Long Beach Playhouse has had bad luck with me since staging Cloud Tectonics, my favorite thing they’ve ever done. Their next choice, Macbeth, I just don’t like. Now comes The Changeling, which is not my style. Worse yet, I was called away during intermission. So this review can be neither fair nor full.
The Changeling centers on Beatrice (Terri Mowrey). Betrothed to Alonzo (Nick Ventra) but in love with Alsemero (Conor Turoci), she recruits one of her father’s servants, De Flores (Rick Kopps), to kill Alonzo. But De Flores blackmails Beatrice, whom he loves (for no reason in the world that we can see), into carnal relations with him.
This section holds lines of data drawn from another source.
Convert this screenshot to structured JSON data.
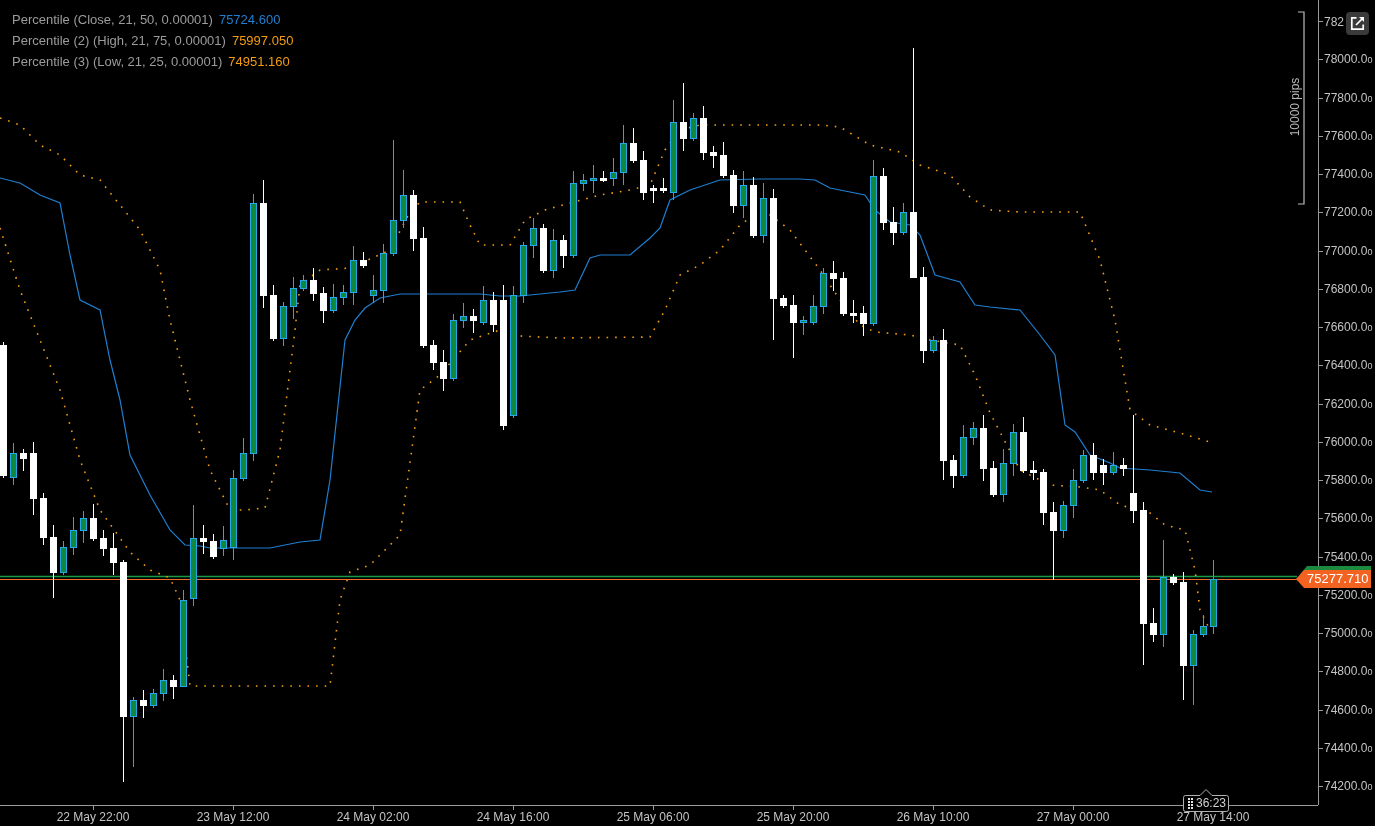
{
  "legend": [
    {
      "label": "Percentile (Close, 21, 50, 0.00001)",
      "value": "75724.600",
      "color": "#1f7fd0"
    },
    {
      "label": "Percentile (2) (High, 21, 75, 0.00001)",
      "value": "75997.050",
      "color": "#f39c12"
    },
    {
      "label": "Percentile (3) (Low, 21, 25, 0.00001)",
      "value": "74951.160",
      "color": "#f39c12"
    }
  ],
  "scale_marker": {
    "label": "10000 pips"
  },
  "price_axis": {
    "labels": [
      "782",
      "78000.0$_{0}$",
      "77800.0$_{0}$",
      "77600.0$_{0}$",
      "77400.0$_{0}$",
      "77200.0$_{0}$",
      "77000.0$_{0}$",
      "76800.0$_{0}$",
      "76600.0$_{0}$",
      "76400.0$_{0}$",
      "76200.0$_{0}$",
      "76000.0$_{0}$",
      "75800.0$_{0}$",
      "75600.0$_{0}$",
      "75400.0$_{0}$",
      "75200.0$_{0}$",
      "75000.0$_{0}$",
      "74800.0$_{0}$",
      "74600.0$_{0}$",
      "74400.0$_{0}$",
      "74200.0$_{0}$"
    ]
  },
  "price_tag": {
    "value": "75277.710"
  },
  "countdown": {
    "time": "36:23"
  },
  "time_axis": {
    "labels": [
      "22 May 22:00",
      "23 May 12:00",
      "24 May 02:00",
      "24 May 16:00",
      "25 May 06:00",
      "25 May 20:00",
      "26 May 10:00",
      "27 May 00:00",
      "27 May 14:00"
    ]
  }
}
A far lighter subplot involves a man’s committing his far younger and more sexually hungry wife to an insane asylum, various inhabitants of which try to get into her pants.
Let’s face it: even Shakespeare rarely wrote dialog that sounds remotely naturalistic today. So it’s tough to hear lesser lights like Thomas Middleton and William Rowley and not feel that their work is fatally dated. That impression is compounded by the constant stream of sexual innuendo they blast down our throats. Perhaps Freud is right and everything comes down to the sex drive. That doesn’t mean every allusion to sex is compelling.
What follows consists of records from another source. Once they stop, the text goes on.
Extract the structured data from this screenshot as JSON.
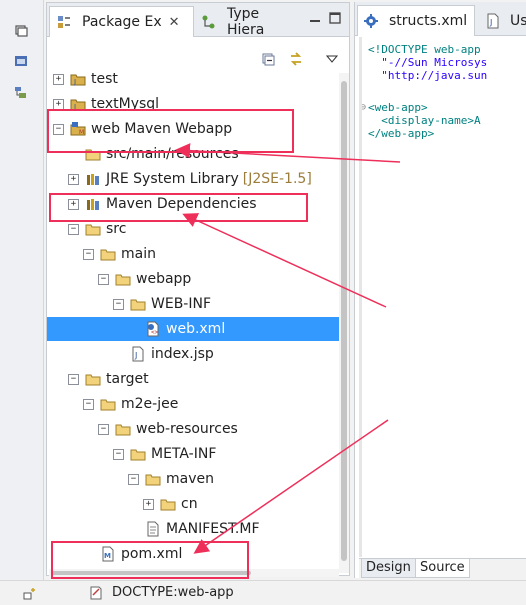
{
  "package_explorer": {
    "tab_label": "Package Ex",
    "tab_close": "✕",
    "other_tab_label": "Type Hiera",
    "tree": [
      {
        "label": "test",
        "decoration": "",
        "expander": "plus",
        "icon": "java-project-icon"
      },
      {
        "label": "textMysql",
        "decoration": "",
        "expander": "plus",
        "icon": "java-project-icon"
      },
      {
        "label": "web Maven Webapp",
        "decoration": "",
        "expander": "minus",
        "icon": "maven-project-icon"
      },
      {
        "label": "src/main/resources",
        "decoration": "",
        "expander": "none",
        "icon": "folder-icon"
      },
      {
        "label": "JRE System Library",
        "decoration": "[J2SE-1.5]",
        "expander": "plus",
        "icon": "library-icon"
      },
      {
        "label": "Maven Dependencies",
        "decoration": "",
        "expander": "plus",
        "icon": "library-icon"
      },
      {
        "label": "src",
        "decoration": "",
        "expander": "minus",
        "icon": "folder-icon"
      },
      {
        "label": "main",
        "decoration": "",
        "expander": "minus",
        "icon": "folder-icon"
      },
      {
        "label": "webapp",
        "decoration": "",
        "expander": "minus",
        "icon": "folder-icon"
      },
      {
        "label": "WEB-INF",
        "decoration": "",
        "expander": "minus",
        "icon": "folder-icon"
      },
      {
        "label": "web.xml",
        "decoration": "",
        "expander": "none",
        "icon": "xml-file-icon"
      },
      {
        "label": "index.jsp",
        "decoration": "",
        "expander": "none",
        "icon": "jsp-file-icon"
      },
      {
        "label": "target",
        "decoration": "",
        "expander": "minus",
        "icon": "folder-icon"
      },
      {
        "label": "m2e-jee",
        "decoration": "",
        "expander": "minus",
        "icon": "folder-icon"
      },
      {
        "label": "web-resources",
        "decoration": "",
        "expander": "minus",
        "icon": "folder-icon"
      },
      {
        "label": "META-INF",
        "decoration": "",
        "expander": "minus",
        "icon": "folder-icon"
      },
      {
        "label": "maven",
        "decoration": "",
        "expander": "minus",
        "icon": "folder-icon"
      },
      {
        "label": "cn",
        "decoration": "",
        "expander": "plus",
        "icon": "folder-icon"
      },
      {
        "label": "MANIFEST.MF",
        "decoration": "",
        "expander": "none",
        "icon": "text-file-icon"
      },
      {
        "label": "pom.xml",
        "decoration": "",
        "expander": "none",
        "icon": "maven-pom-icon"
      }
    ]
  },
  "editor": {
    "tab_label": "structs.xml",
    "other_tab_label": "Use",
    "code_lines": [
      "<!DOCTYPE web-app",
      "  \"-//Sun Microsys",
      "  \"http://java.sun",
      "",
      "<web-app>",
      "  <display-name>A",
      "</web-app>"
    ],
    "bottom_tabs": [
      "Design",
      "Source"
    ]
  },
  "status": {
    "breadcrumb": "DOCTYPE:web-app"
  },
  "colors": {
    "annotation": "#ee2f5a",
    "selection": "#3399ff"
  }
}
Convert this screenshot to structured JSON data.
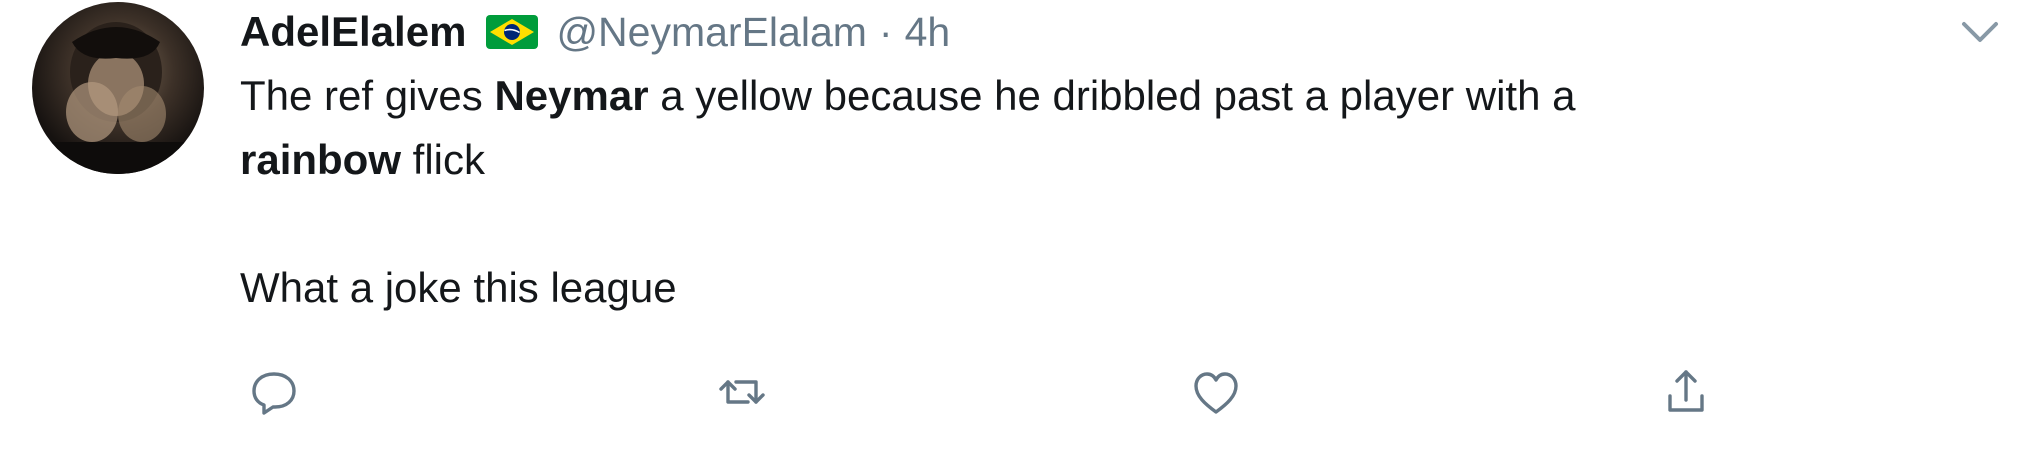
{
  "tweet": {
    "author": {
      "display_name": "AdelElalem",
      "handle": "@NeymarElalam",
      "flag_icon": "brazil-flag-icon"
    },
    "separator": "·",
    "time": "4h",
    "body": {
      "line1_a": "The ref gives ",
      "line1_bold": "Neymar",
      "line1_b": " a yellow because he dribbled past a player with a",
      "line2_bold": "rainbow",
      "line2_b": " flick",
      "line3": "What a joke this league"
    },
    "actions": [
      "reply-icon",
      "retweet-icon",
      "like-icon",
      "share-icon"
    ],
    "menu_icon": "chevron-down-icon",
    "colors": {
      "text": "#14171a",
      "secondary": "#657786",
      "flag_green": "#009c3b",
      "flag_yellow": "#ffdf00",
      "flag_blue": "#002776"
    }
  }
}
I don’t know whether LB Playhouse chose The Changeling for its artistic merit or as a souvenir of theatrical history, but at the very least the play succeeds on the latter level. Nobody writes theatre like this anymore—and without such plays, we wouldn’t be in the relatively sophisticated position we are today. Seeing a piece like this helps us see that the road here was paved with more than Shakespeare
One thing LB Playhouse does to spruce up The Changeling for the modern eye is to give it a modern coat of paint. The costumes are half punk and half leather fetishism, and the music is fully modern. Some night lighting by Jeremy Ojeda helps achieve a dank tone.
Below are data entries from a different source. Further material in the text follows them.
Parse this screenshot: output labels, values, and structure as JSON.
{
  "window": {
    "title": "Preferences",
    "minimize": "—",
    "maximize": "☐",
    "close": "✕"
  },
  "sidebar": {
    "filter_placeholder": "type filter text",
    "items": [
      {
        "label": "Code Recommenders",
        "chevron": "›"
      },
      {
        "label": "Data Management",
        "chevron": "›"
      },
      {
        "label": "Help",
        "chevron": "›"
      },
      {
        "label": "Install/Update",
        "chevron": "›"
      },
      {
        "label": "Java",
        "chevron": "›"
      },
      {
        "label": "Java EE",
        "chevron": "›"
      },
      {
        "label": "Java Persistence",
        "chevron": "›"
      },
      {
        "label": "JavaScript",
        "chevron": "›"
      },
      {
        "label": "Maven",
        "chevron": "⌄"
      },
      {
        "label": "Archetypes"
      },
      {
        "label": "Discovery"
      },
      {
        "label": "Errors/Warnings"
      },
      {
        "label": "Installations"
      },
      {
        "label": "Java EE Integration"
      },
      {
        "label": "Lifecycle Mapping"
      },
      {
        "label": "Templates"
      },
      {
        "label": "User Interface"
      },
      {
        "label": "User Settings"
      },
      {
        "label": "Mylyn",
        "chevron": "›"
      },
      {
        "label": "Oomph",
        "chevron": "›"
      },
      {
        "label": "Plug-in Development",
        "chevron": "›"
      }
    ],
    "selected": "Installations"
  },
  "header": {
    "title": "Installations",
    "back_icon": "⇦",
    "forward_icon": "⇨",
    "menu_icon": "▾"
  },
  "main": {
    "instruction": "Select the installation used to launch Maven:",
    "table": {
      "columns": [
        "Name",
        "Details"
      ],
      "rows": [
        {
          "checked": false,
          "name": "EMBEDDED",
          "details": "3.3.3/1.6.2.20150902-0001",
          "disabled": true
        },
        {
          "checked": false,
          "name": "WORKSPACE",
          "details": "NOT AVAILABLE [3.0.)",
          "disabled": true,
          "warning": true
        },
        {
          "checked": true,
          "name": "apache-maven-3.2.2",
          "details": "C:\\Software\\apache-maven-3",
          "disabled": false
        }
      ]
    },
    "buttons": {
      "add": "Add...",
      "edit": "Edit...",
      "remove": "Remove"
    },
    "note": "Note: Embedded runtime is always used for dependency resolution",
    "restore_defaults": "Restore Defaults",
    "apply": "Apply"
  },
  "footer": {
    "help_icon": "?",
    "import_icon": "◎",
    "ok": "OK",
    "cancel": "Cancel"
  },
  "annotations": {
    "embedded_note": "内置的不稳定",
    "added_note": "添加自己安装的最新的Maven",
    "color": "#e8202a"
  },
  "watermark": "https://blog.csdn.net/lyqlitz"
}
LB Playhouse also deserves credit for their willingness to get graphic with the sexuality and gore. So often theatre companies insist on your suspending your disbelief when it comes to sex and nudity, but cast and crew here go balls to the wall—almost literally. If you’re offended by nudity, stay away from this show. Ditto if you’re stomach is turned by gore.
Unfortunately, the stiffness of the script makes it hard for the actors to keep things lively (in Act One, at least). But Kopps does a nice job with De Flores, bringing the creepy while delivering his lines with an unforced precision.
The days when the Long Beach Playhouse could be fairly criticized for being a one-trick populist pony are long gone. You may not like all the tricks, but see a string of productions at the Playhouse, and you’re bound to receive a breadth of the theatrical experience.
THE CHANGELING LONG BEACH PLAYHOUSE • 5021 E ANAHEIM ST • LONG BEACH 90804 • 562.494.1014 LBPLAYHOUSE.ORG • FRI-SAT 8PM, SUN 2PM • $14–$24 • THROUGH SEPT 29